“When you act as a young child, you sometimes feel like a burden or a bother,” she says. “Children have special working hours, and when I was younger I took some of that guilt. Like, ‘Oh, I want to work longer, I want to stay, but I’m sorry I can’t.’ Coppola inadvertently convinced her to stop apologizing. “We had four girls under 18 on this set, and she was so cool about it. She would just say, ‘It’s okay, we’re losing the girls in an hour. It’s okay, we’ll do our best and we’ll get there. It was one of the quietest sets I have ever seen.
Today, Rice is neither a total stranger nor an international fame, rather somewhere in between.

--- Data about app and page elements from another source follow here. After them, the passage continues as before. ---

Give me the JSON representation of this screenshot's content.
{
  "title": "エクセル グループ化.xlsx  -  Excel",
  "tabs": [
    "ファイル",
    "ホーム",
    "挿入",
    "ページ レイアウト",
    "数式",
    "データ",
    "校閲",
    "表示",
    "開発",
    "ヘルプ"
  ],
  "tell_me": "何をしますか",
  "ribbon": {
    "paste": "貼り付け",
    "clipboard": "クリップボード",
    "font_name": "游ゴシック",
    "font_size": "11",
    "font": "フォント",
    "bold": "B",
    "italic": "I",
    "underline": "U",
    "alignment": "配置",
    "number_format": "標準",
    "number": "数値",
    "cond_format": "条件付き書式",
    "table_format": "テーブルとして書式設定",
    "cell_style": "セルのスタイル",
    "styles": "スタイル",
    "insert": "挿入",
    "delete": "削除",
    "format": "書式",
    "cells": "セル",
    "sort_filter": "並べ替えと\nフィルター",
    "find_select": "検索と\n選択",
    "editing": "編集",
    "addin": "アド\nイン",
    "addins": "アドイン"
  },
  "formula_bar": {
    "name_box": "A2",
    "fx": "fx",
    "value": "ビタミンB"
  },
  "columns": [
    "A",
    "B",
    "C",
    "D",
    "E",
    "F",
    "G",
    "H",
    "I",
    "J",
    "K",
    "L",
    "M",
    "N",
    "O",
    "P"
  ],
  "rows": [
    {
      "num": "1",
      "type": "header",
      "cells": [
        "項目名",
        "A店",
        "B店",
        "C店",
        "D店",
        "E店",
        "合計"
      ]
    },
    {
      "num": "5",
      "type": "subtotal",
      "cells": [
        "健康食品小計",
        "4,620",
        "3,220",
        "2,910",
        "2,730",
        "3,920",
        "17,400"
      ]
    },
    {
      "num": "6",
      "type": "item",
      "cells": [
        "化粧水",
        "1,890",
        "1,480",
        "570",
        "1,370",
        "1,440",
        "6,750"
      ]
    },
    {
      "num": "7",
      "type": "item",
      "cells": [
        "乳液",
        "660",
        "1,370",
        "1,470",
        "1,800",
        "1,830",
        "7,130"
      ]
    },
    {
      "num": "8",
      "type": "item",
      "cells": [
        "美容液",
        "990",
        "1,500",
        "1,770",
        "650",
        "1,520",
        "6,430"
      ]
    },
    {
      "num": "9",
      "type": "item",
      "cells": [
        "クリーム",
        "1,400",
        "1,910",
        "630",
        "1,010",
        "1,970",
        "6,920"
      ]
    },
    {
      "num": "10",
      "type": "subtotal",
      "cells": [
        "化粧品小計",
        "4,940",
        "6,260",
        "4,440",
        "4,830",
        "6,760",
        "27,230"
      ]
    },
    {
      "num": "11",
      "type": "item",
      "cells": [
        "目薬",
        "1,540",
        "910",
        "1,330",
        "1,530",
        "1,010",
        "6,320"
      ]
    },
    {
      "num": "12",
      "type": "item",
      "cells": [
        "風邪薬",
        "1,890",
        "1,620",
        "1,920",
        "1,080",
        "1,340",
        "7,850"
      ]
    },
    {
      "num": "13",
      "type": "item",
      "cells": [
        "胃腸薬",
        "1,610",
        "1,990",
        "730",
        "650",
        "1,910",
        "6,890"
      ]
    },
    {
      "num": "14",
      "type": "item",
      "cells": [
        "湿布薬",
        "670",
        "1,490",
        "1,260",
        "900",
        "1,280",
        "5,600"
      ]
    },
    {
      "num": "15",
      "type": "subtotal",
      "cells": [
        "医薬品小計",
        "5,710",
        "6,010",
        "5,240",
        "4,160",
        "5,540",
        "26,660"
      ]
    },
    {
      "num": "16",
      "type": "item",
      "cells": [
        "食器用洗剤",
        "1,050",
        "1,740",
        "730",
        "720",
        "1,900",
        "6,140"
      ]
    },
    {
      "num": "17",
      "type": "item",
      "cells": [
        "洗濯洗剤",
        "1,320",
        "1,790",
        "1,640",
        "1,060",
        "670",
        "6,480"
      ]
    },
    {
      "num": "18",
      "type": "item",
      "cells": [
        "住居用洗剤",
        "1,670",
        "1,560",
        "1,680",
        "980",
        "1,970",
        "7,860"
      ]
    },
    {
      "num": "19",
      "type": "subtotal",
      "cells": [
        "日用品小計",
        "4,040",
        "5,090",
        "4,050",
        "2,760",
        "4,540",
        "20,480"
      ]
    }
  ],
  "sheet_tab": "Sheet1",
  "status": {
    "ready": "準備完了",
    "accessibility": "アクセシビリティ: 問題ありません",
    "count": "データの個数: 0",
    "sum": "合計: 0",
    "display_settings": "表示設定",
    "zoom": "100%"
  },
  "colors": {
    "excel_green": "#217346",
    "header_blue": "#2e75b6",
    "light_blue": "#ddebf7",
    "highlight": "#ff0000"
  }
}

She says she always walks lightly. “When I was in school, the whole industrial aspect of my life was not real,” she recalls. “Everything that happens on the internet, these articles or photoshoots, it’s actually not real and doesn’t really influence who I am, or at least I don’t want it to influence who I am. There’s a weird element to being recognized, though, and a feeling like, ‘Oh, I didn’t know anyone could be watching me all this time.’ ‘
Sometimes, she adds, she briefly finds herself feeling the need to “take another version of myself.” She remembers being “silly and ridiculous” at a friend’s party a few years ago, when someone approached her and asked her for a photo. “Suddenly I was like, ‘Oh my god, I just did some stupid bullshit with my friends for half an hour,’ she said. “What if they saw this?” What do they think of me?
She creaks at the memory, but explains that while her career continues to soar, she never wants to take that kind of attention for granted. “If I get to a point where I expect it, I have big problems,” she says. “If I ever expected people to know who I am, I would be very worried about myself.”
For now, she stays in Melbourne, auditions on tape from her agent’s office, and pursues roles that inspire her. Presumably while being more careful with cooking utensils.
Mare of Easttown airs Mondays at 9 p.m. on Sky Atlantic